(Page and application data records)
● ● ●

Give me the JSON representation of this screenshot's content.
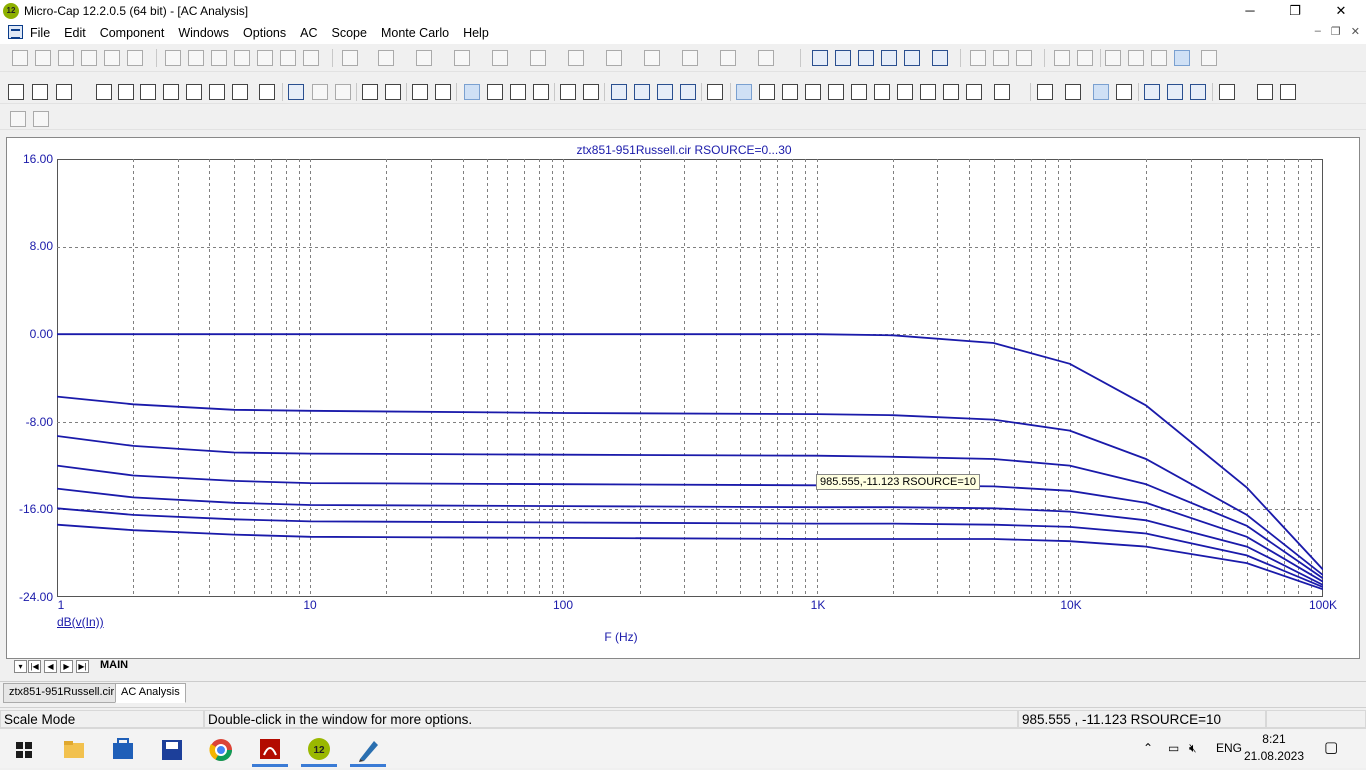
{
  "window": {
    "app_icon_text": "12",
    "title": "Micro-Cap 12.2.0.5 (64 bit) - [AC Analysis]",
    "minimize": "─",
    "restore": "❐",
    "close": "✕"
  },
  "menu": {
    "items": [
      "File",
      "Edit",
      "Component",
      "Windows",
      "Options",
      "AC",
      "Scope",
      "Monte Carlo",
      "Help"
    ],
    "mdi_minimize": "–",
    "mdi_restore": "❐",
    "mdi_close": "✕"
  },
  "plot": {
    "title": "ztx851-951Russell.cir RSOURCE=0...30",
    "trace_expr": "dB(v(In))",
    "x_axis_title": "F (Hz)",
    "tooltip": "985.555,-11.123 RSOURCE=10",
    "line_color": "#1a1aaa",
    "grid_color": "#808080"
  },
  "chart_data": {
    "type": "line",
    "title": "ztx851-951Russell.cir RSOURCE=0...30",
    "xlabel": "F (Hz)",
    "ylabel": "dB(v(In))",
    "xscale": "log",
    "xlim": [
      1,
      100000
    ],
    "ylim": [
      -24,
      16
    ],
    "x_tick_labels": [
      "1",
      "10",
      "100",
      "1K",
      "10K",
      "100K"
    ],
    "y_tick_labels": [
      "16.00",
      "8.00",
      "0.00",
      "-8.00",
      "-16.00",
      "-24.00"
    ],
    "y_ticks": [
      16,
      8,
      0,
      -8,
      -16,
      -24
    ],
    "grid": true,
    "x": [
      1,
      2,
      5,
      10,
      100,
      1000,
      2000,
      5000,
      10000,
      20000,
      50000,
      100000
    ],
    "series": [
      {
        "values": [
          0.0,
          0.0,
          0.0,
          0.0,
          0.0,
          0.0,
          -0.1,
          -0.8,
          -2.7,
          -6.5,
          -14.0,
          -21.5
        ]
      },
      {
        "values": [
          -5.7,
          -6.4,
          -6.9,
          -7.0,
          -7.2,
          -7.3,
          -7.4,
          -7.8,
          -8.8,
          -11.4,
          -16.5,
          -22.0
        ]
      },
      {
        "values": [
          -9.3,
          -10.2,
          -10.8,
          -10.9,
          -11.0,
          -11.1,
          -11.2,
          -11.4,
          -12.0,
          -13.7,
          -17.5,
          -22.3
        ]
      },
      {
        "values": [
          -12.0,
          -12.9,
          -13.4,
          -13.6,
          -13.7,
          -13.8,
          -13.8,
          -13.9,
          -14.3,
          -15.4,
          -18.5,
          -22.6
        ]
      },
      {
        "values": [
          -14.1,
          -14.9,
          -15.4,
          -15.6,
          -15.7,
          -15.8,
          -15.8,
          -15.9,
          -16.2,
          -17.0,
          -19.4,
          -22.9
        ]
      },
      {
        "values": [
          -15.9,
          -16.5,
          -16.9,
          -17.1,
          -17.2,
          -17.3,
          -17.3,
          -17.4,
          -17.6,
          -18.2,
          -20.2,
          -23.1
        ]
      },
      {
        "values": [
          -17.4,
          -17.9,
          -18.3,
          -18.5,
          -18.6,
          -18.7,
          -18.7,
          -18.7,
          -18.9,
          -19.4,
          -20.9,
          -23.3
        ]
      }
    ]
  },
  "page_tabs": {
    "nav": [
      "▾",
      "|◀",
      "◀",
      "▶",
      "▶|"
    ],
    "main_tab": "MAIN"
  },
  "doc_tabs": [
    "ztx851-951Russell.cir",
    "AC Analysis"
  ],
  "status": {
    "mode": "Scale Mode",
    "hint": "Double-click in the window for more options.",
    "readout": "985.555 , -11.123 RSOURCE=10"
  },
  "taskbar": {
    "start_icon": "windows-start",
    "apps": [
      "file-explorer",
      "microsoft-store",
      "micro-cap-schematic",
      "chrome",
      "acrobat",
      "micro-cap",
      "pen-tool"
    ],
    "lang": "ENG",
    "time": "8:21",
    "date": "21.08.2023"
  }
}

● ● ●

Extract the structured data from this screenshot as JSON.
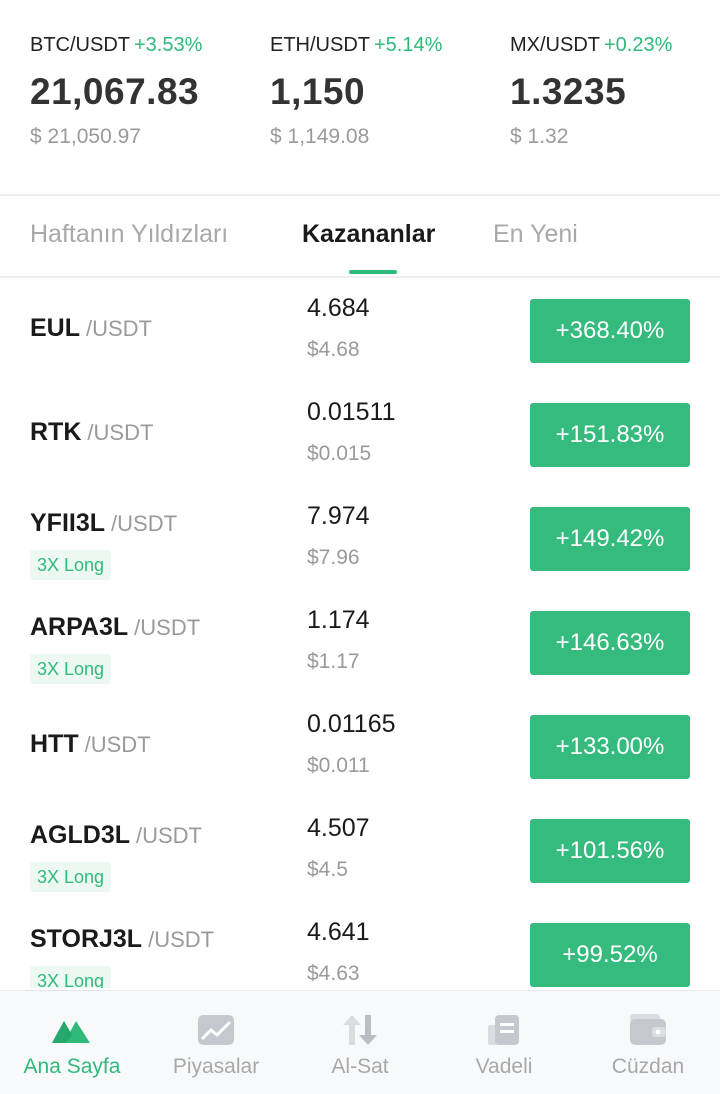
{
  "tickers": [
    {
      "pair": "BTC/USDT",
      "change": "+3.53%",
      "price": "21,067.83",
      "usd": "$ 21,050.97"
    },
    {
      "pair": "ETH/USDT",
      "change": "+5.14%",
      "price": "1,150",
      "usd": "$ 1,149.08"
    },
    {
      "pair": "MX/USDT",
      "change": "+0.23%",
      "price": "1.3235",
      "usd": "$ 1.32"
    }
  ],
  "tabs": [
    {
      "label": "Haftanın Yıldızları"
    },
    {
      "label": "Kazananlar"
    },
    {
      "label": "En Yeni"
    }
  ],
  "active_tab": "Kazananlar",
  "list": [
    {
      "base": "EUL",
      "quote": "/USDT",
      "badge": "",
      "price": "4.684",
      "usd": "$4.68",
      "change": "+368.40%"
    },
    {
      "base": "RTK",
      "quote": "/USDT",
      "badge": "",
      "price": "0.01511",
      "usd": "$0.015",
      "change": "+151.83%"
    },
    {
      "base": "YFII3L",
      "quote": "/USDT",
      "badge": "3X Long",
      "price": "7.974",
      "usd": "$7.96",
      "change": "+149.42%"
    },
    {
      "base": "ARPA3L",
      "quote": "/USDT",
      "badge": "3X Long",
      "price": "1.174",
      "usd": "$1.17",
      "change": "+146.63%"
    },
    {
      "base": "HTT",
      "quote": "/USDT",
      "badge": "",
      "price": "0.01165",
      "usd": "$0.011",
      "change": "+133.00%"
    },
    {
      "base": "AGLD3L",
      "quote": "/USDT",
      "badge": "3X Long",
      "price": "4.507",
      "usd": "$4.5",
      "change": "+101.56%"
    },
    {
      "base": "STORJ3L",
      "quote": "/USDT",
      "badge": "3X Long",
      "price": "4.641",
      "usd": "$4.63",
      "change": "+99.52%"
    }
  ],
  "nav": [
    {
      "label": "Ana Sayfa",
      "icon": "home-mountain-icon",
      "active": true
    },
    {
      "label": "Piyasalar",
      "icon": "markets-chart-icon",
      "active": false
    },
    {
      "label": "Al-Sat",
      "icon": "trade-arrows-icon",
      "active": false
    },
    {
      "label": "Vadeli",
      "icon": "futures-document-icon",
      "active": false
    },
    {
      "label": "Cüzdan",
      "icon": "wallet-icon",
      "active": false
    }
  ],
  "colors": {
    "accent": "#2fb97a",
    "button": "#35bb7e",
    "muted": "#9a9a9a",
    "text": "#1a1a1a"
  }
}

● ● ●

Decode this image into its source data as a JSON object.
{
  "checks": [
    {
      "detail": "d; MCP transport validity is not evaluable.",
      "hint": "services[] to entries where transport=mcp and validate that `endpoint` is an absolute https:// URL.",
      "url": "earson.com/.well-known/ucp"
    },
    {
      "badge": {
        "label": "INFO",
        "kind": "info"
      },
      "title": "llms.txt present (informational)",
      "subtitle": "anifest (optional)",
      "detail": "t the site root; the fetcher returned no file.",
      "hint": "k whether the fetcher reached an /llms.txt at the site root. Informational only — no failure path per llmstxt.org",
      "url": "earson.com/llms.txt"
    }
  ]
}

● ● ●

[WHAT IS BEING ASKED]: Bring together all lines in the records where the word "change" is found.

[EXERCISE OUTPUT]:
      "change": "+3.53%",
      "change": "+5.14%",
      "change": "+0.23%",
      "change": "+368.40%"
      "change": "+151.83%"
      "change": "+149.42%"
      "change": "+146.63%"
      "change": "+133.00%"
      "change": "+101.56%"
      "change": "+99.52%"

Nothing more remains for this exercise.